The mayor of Paris said on Sunday, Dec 7, 2014, that she wants the city's historic centre to become "semi-pedestrianised" as she lays out a plan to tackle traffic and pollution in the French capital. -- PHOTO: AFP
The mayor of Paris said on Sunday, Dec 7, 2014, that she wants the city's historic centre to become "semi-pedestrianised" as she lays out a plan to tackle traffic and pollution in the French capital. -- PHOTO: AFP

PARIS (AFP) - The mayor of Paris said Sunday she wants the city's historic centre to become "semi-pedestrianised" as she lays out a plan to tackle traffic and pollution in the French capital.

"In the four central districts, apart from bikes, buses and taxis, the only vehicles allowed will be residents' cars, delivery vehicles and emergency vehicles," Anne Hidalgo said in an interview with the Journal du Dimanche weekly.

Hidalgo said the proposed scheme would start at weekends but could be "quickly" rolled out for the rest of the week.

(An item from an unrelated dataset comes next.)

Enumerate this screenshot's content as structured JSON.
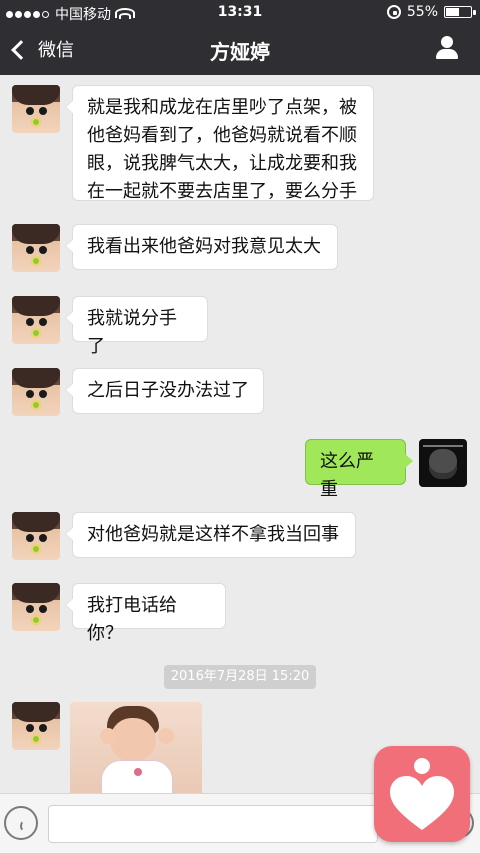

The mayor also said that the amount of cycle lanes would be "doubled by 2020" as part of a 100-million-euro (S$162.5 million) bike development plan.

She said she also wanted to roll out a system of electric-powered bikes along the same lines as the city's popular Velib bike hire network.

Central Paris has a relatively high population density in European terms and tourists are often surprised by the traffic levels in and around the historic sights of the world's most visited city.

The city also experiences periodic pollution spikes forcing authorities to impose temporary speed limits on motorists and even to ban vehicles from running on certain days.

Hidalgo said she wanted to limit the traffic on some of the most polluted streets - like the iconic but traffic clogged Champs-Elysees - to "clean vehicles." As an "experimental" measure, she suggested allowing only ultra-low emitting cars on these major thoroughfares.

"I want diesel cars out of Paris by 2020 and if possible beyond the peripherique," said the mayor, referring to the constantly choked ring road.

"Today, 60 percent of Parisians don't have their own car whereas in 2011, it was 40 percent. It's moving quickly," she said.